EXERCISE DESCRIPTION: Check every line of the material below for the string "Samantha", and return the ones that have it.

━━━

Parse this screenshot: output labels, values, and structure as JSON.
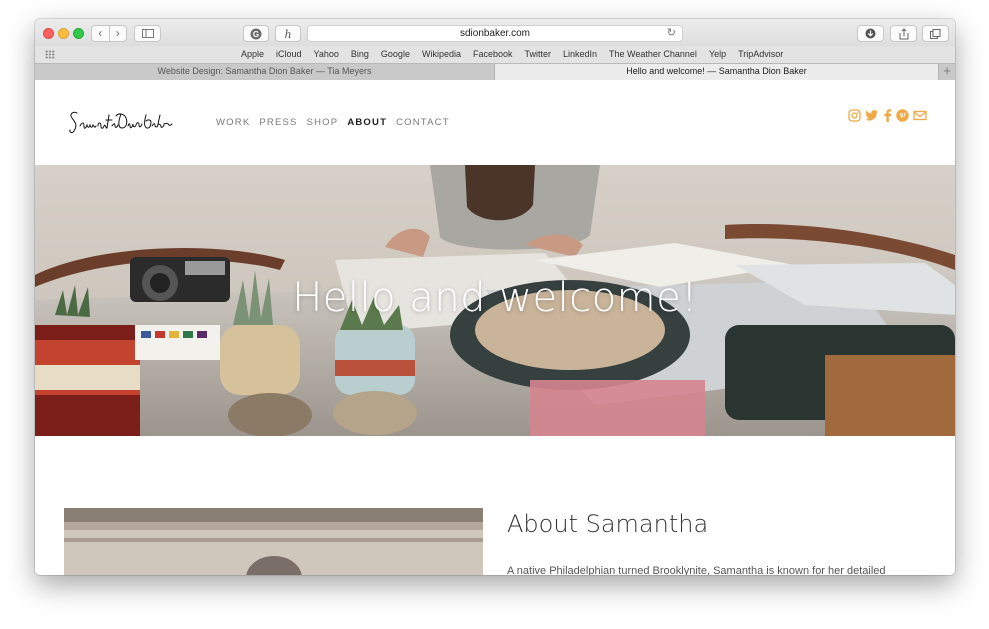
{
  "browser": {
    "url": "sdionbaker.com",
    "favorites": [
      "Apple",
      "iCloud",
      "Yahoo",
      "Bing",
      "Google",
      "Wikipedia",
      "Facebook",
      "Twitter",
      "LinkedIn",
      "The Weather Channel",
      "Yelp",
      "TripAdvisor"
    ],
    "tabs": [
      {
        "title": "Website Design: Samantha Dion Baker — Tia Meyers",
        "active": false
      },
      {
        "title": "Hello and welcome! — Samantha Dion Baker",
        "active": true
      }
    ],
    "new_tab": "+"
  },
  "site": {
    "logo_text": "Samantha Dion Baker",
    "nav": [
      {
        "label": "WORK",
        "active": false
      },
      {
        "label": "PRESS",
        "active": false
      },
      {
        "label": "SHOP",
        "active": false
      },
      {
        "label": "ABOUT",
        "active": true
      },
      {
        "label": "CONTACT",
        "active": false
      }
    ],
    "social_icons": [
      "instagram-icon",
      "twitter-icon",
      "facebook-icon",
      "pinterest-icon",
      "email-icon"
    ],
    "accent_color": "#f0a844"
  },
  "hero": {
    "title": "Hello and welcome!"
  },
  "about": {
    "title": "About Samantha",
    "text": "A native Philadelphian turned Brooklynite, Samantha is known for her detailed"
  }
}
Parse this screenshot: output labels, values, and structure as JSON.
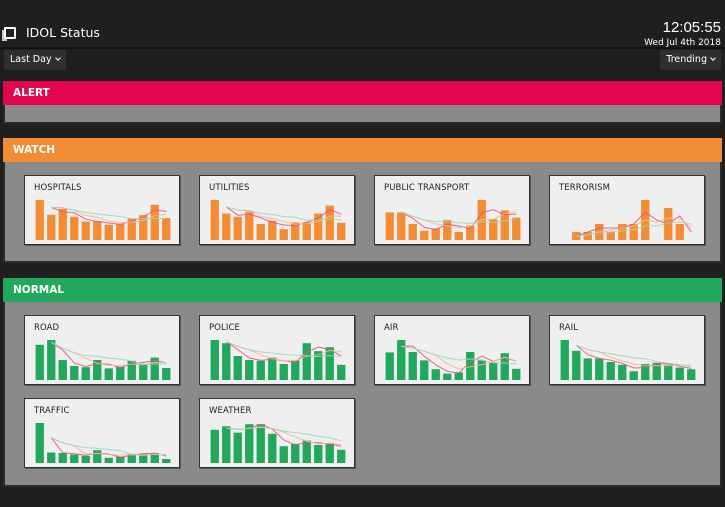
{
  "header": {
    "app_icon": "window-icon",
    "title": "IDOL Status",
    "time": "12:05:55",
    "date": "Wed Jul 4th 2018"
  },
  "toolbar": {
    "range_label": "Last Day",
    "view_label": "Trending"
  },
  "colors": {
    "alert": "#e2064f",
    "watch": "#f28c35",
    "normal": "#22a85c",
    "trend_short": "#e8547a",
    "trend_mid": "#f5b88a",
    "trend_long": "#9ed6c0"
  },
  "sections": {
    "alert": {
      "label": "ALERT",
      "cards": []
    },
    "watch": {
      "label": "WATCH",
      "cards": [
        {
          "title": "HOSPITALS",
          "values": [
            100,
            63,
            78,
            58,
            46,
            47,
            38,
            40,
            54,
            62,
            88,
            55
          ]
        },
        {
          "title": "UTILITIES",
          "values": [
            100,
            66,
            58,
            71,
            40,
            48,
            27,
            44,
            44,
            66,
            86,
            43
          ]
        },
        {
          "title": "PUBLIC TRANSPORT",
          "values": [
            69,
            69,
            40,
            23,
            29,
            50,
            20,
            36,
            100,
            52,
            74,
            56
          ]
        },
        {
          "title": "TERRORISM",
          "values": [
            0,
            20,
            20,
            40,
            20,
            40,
            40,
            100,
            0,
            80,
            40,
            0
          ]
        }
      ]
    },
    "normal": {
      "label": "NORMAL",
      "cards": [
        {
          "title": "ROAD",
          "values": [
            88,
            100,
            50,
            35,
            32,
            50,
            29,
            33,
            48,
            40,
            56,
            30
          ]
        },
        {
          "title": "POLICE",
          "values": [
            100,
            92,
            60,
            50,
            48,
            56,
            40,
            49,
            92,
            72,
            82,
            38
          ]
        },
        {
          "title": "AIR",
          "values": [
            69,
            100,
            70,
            49,
            27,
            16,
            19,
            70,
            49,
            44,
            67,
            28
          ]
        },
        {
          "title": "RAIL",
          "values": [
            100,
            73,
            54,
            54,
            45,
            38,
            22,
            40,
            43,
            38,
            31,
            27
          ]
        },
        {
          "title": "TRAFFIC",
          "values": [
            100,
            26,
            25,
            21,
            18,
            32,
            13,
            16,
            23,
            24,
            25,
            10
          ]
        },
        {
          "title": "WEATHER",
          "values": [
            83,
            92,
            76,
            97,
            97,
            73,
            42,
            48,
            56,
            45,
            50,
            33
          ]
        }
      ]
    }
  }
}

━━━

RESPONSE AREA:
        "title": "Website Design: Samantha Dion Baker — Tia Meyers",
        "title": "Hello and welcome! — Samantha Dion Baker",
    "logo_text": "Samantha Dion Baker",
    "title": "About Samantha",
    "text": "A native Philadelphian turned Brooklynite, Samantha is known for her detailed"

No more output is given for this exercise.